Among these records, which lines include "ster"? Copy them out.
··· Material provided ···
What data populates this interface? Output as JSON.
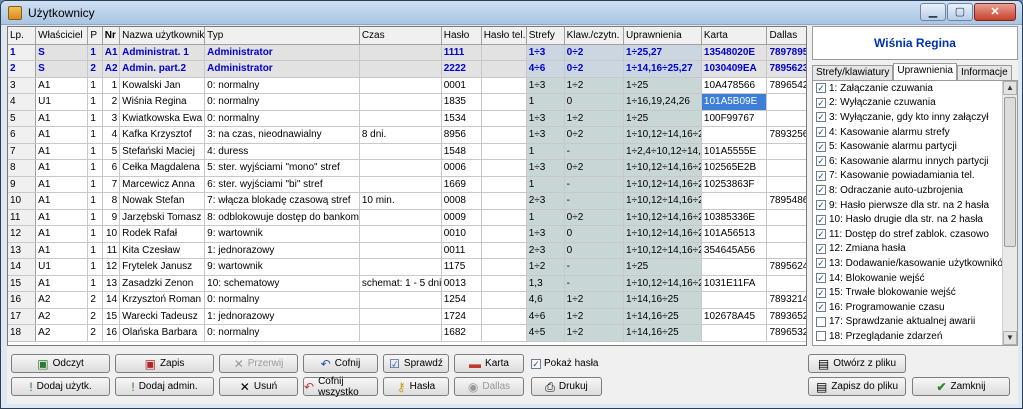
{
  "window": {
    "title": "Użytkownicy"
  },
  "grid": {
    "headers": [
      "Lp.",
      "Właściciel",
      "P",
      "Nr",
      "Nazwa użytkownika",
      "Typ",
      "Czas",
      "Hasło",
      "Hasło tel.",
      "Strefy",
      "Klaw./czytn.",
      "Uprawnienia",
      "Karta",
      "Dallas"
    ],
    "rows": [
      [
        "1",
        "S",
        "1",
        "A1",
        "Administrat. 1",
        "Administrator",
        "",
        "1111",
        "",
        "1÷3",
        "0÷2",
        "1÷25,27",
        "13548020E",
        "789789563"
      ],
      [
        "2",
        "S",
        "2",
        "A2",
        "Admin. part.2",
        "Administrator",
        "",
        "2222",
        "",
        "4÷6",
        "0÷2",
        "1÷14,16÷25,27",
        "1030409EA",
        "789562365"
      ],
      [
        "3",
        "A1",
        "1",
        "1",
        "Kowalski Jan",
        "0: normalny",
        "",
        "0001",
        "",
        "1÷3",
        "1÷2",
        "1÷25",
        "10A478566",
        "789654235"
      ],
      [
        "4",
        "U1",
        "1",
        "2",
        "Wiśnia Regina",
        "0: normalny",
        "",
        "1835",
        "",
        "1",
        "0",
        "1÷16,19,24,26",
        "101A5B09E",
        ""
      ],
      [
        "5",
        "A1",
        "1",
        "3",
        "Kwiatkowska Ewa",
        "0: normalny",
        "",
        "1534",
        "",
        "1÷3",
        "1÷2",
        "1÷25",
        "100F99767",
        ""
      ],
      [
        "6",
        "A1",
        "1",
        "4",
        "Kafka Krzysztof",
        "3: na czas, nieodnawialny",
        "8 dni.",
        "8956",
        "",
        "1÷3",
        "0÷2",
        "1÷10,12÷14,16÷25",
        "",
        "789325615"
      ],
      [
        "7",
        "A1",
        "1",
        "5",
        "Stefański Maciej",
        "4: duress",
        "",
        "1548",
        "",
        "1",
        "-",
        "1÷2,4÷10,12÷14,16",
        "101A5555E",
        ""
      ],
      [
        "8",
        "A1",
        "1",
        "6",
        "Cełka Magdalena",
        "5: ster. wyjściami \"mono\" stref",
        "",
        "0006",
        "",
        "1÷3",
        "0÷2",
        "1÷10,12÷14,16÷25",
        "102565E2B",
        ""
      ],
      [
        "9",
        "A1",
        "1",
        "7",
        "Marcewicz Anna",
        "6: ster. wyjściami \"bi\" stref",
        "",
        "1669",
        "",
        "1",
        "-",
        "1÷10,12÷14,16÷25",
        "10253863F",
        ""
      ],
      [
        "10",
        "A1",
        "1",
        "8",
        "Nowak Stefan",
        "7: włącza blokadę czasową stref",
        "10 min.",
        "0008",
        "",
        "2÷3",
        "-",
        "1÷10,12÷14,16÷25",
        "",
        "789548692"
      ],
      [
        "11",
        "A1",
        "1",
        "9",
        "Jarzębski Tomasz",
        "8: odblokowuje dostęp do bankomatu",
        "",
        "0009",
        "",
        "1",
        "0÷2",
        "1÷10,12÷14,16÷25",
        "10385336E",
        ""
      ],
      [
        "12",
        "A1",
        "1",
        "10",
        "Rodek Rafał",
        "9: wartownik",
        "",
        "0010",
        "",
        "1÷3",
        "0",
        "1÷10,12÷14,16÷25",
        "101A56513",
        ""
      ],
      [
        "13",
        "A1",
        "1",
        "11",
        "Kita Czesław",
        "1: jednorazowy",
        "",
        "0011",
        "",
        "2÷3",
        "0",
        "1÷10,12÷14,16÷25",
        "354645A56",
        ""
      ],
      [
        "14",
        "U1",
        "1",
        "12",
        "Frytelek Janusz",
        "9: wartownik",
        "",
        "1175",
        "",
        "1÷2",
        "-",
        "1÷25",
        "",
        "789562456"
      ],
      [
        "15",
        "A1",
        "1",
        "13",
        "Zasadzki Zenon",
        "10: schematowy",
        "schemat: 1 - 5 dni.",
        "0013",
        "",
        "1,3",
        "-",
        "1÷10,12÷14,16÷25",
        "1031E11FA",
        ""
      ],
      [
        "16",
        "A2",
        "2",
        "14",
        "Krzysztoń Roman",
        "0: normalny",
        "",
        "1254",
        "",
        "4,6",
        "1÷2",
        "1÷14,16÷25",
        "",
        "789321456"
      ],
      [
        "17",
        "A2",
        "2",
        "15",
        "Warecki Tadeusz",
        "1: jednorazowy",
        "",
        "1724",
        "",
        "4÷6",
        "1÷2",
        "1÷14,16÷25",
        "102678A45",
        "789365214"
      ],
      [
        "18",
        "A2",
        "2",
        "16",
        "Olańska Barbara",
        "0: normalny",
        "",
        "1682",
        "",
        "4÷5",
        "1÷2",
        "1÷14,16÷25",
        "",
        "789653258"
      ]
    ]
  },
  "panel": {
    "user_name": "Wiśnia Regina",
    "tabs": [
      "Strefy/klawiatury",
      "Uprawnienia",
      "Informacje"
    ],
    "permissions": [
      {
        "label": "1: Załączanie czuwania",
        "checked": true
      },
      {
        "label": "2: Wyłączanie czuwania",
        "checked": true
      },
      {
        "label": "3: Wyłączanie, gdy kto inny załączył",
        "checked": true
      },
      {
        "label": "4: Kasowanie alarmu strefy",
        "checked": true
      },
      {
        "label": "5: Kasowanie alarmu partycji",
        "checked": true
      },
      {
        "label": "6: Kasowanie alarmu innych partycji",
        "checked": true
      },
      {
        "label": "7: Kasowanie powiadamiania tel.",
        "checked": true
      },
      {
        "label": "8: Odraczanie auto-uzbrojenia",
        "checked": true
      },
      {
        "label": "9: Hasło pierwsze dla str. na 2 hasła",
        "checked": true
      },
      {
        "label": "10: Hasło drugie dla str. na 2 hasła",
        "checked": true
      },
      {
        "label": "11: Dostęp do stref zablok. czasowo",
        "checked": true
      },
      {
        "label": "12: Zmiana hasła",
        "checked": true
      },
      {
        "label": "13: Dodawanie/kasowanie użytkowników",
        "checked": true
      },
      {
        "label": "14: Blokowanie wejść",
        "checked": true
      },
      {
        "label": "15: Trwałe blokowanie wejść",
        "checked": true
      },
      {
        "label": "16: Programowanie czasu",
        "checked": true
      },
      {
        "label": "17: Sprawdzanie aktualnej awarii",
        "checked": false
      },
      {
        "label": "18: Przeglądanie zdarzeń",
        "checked": false
      },
      {
        "label": "19: Resetowanie czujników",
        "checked": true
      }
    ]
  },
  "buttons": {
    "odczyt": "Odczyt",
    "zapis": "Zapis",
    "przerwij": "Przerwij",
    "cofnij": "Cofnij",
    "sprawdz": "Sprawdź",
    "karta": "Karta",
    "pokaz_hasla": "Pokaż hasła",
    "dodaj_uzytk": "Dodaj użytk.",
    "dodaj_admin": "Dodaj admin.",
    "usun": "Usuń",
    "cofnij_wszystko": "Cofnij wszystko",
    "hasla": "Hasła",
    "dallas": "Dallas",
    "drukuj": "Drukuj",
    "otworz": "Otwórz z pliku",
    "zapisz_plik": "Zapisz do pliku",
    "zamknij": "Zamknij"
  },
  "icons": {
    "check_mark": "✓"
  }
}
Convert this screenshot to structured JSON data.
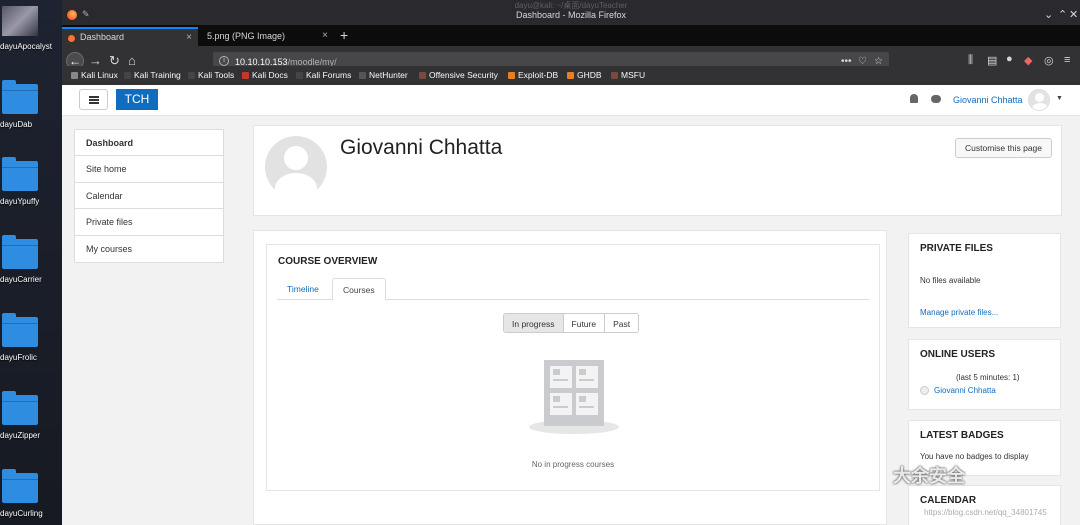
{
  "desktop": {
    "icons": [
      {
        "label": "dayuApocalyst",
        "kind": "thumb"
      },
      {
        "label": "dayuDab",
        "kind": "folder"
      },
      {
        "label": "dayuYpuffy",
        "kind": "folder"
      },
      {
        "label": "dayuCarrier",
        "kind": "folder"
      },
      {
        "label": "dayuFrolic",
        "kind": "folder"
      },
      {
        "label": "dayuZipper",
        "kind": "folder"
      },
      {
        "label": "dayuCurling",
        "kind": "folder"
      }
    ]
  },
  "window": {
    "ghost_title": "dayu@kali: ~/桌面/dayuTeacher",
    "title": "Dashboard - Mozilla Firefox",
    "controls": {
      "minimize": "⌄",
      "maximize": "⌃",
      "close": "✕"
    }
  },
  "tabs": [
    {
      "label": "Dashboard",
      "active": true
    },
    {
      "label": "5.png (PNG Image)",
      "active": false
    }
  ],
  "newtab_label": "+",
  "nav": {
    "back": "←",
    "forward": "→",
    "reload": "↻",
    "home": "⌂",
    "url_host": "10.10.10.153",
    "url_path": "/moodle/my/",
    "url_actions": [
      "•••",
      "♡",
      "☆"
    ],
    "toolbar_icons": [
      "library-icon",
      "sidebar-icon",
      "account-icon",
      "extension-icon",
      "menu-icon"
    ]
  },
  "bookmarks": [
    {
      "label": "Kali Linux",
      "color": "#888888"
    },
    {
      "label": "Kali Training",
      "color": "#444444"
    },
    {
      "label": "Kali Tools",
      "color": "#444444"
    },
    {
      "label": "Kali Docs",
      "color": "#c0392b"
    },
    {
      "label": "Kali Forums",
      "color": "#444444"
    },
    {
      "label": "NetHunter",
      "color": "#555555"
    },
    {
      "label": "Offensive Security",
      "color": "#7a4a3a"
    },
    {
      "label": "Exploit-DB",
      "color": "#e67e22"
    },
    {
      "label": "GHDB",
      "color": "#e67e22"
    },
    {
      "label": "MSFU",
      "color": "#7a4a3a"
    }
  ],
  "moodle": {
    "brand": "TCH",
    "user_name": "Giovanni Chhatta",
    "left_nav": [
      "Dashboard",
      "Site home",
      "Calendar",
      "Private files",
      "My courses"
    ],
    "profile_name": "Giovanni Chhatta",
    "customise_button": "Customise this page",
    "course_overview": {
      "title": "COURSE OVERVIEW",
      "tabs": [
        "Timeline",
        "Courses"
      ],
      "filters": [
        "In progress",
        "Future",
        "Past"
      ],
      "empty_text": "No in progress courses"
    },
    "private_files": {
      "title": "PRIVATE FILES",
      "empty": "No files available",
      "manage_link": "Manage private files..."
    },
    "online_users": {
      "title": "ONLINE USERS",
      "period": "(last 5 minutes: 1)",
      "user": "Giovanni Chhatta"
    },
    "latest_badges": {
      "title": "LATEST BADGES",
      "empty": "You have no badges to display"
    },
    "calendar": {
      "title": "CALENDAR"
    }
  },
  "watermark": {
    "text": "大余安全",
    "url": "https://blog.csdn.net/qq_34801745"
  },
  "colors": {
    "brand_blue": "#0f6cbf",
    "firefox_dark": "#323234",
    "tab_accent": "#0a84ff"
  }
}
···
* Answer to this exercise:
        "5: ster. wyjściami \"mono\" stref",
        "6: ster. wyjściami \"bi\" stref",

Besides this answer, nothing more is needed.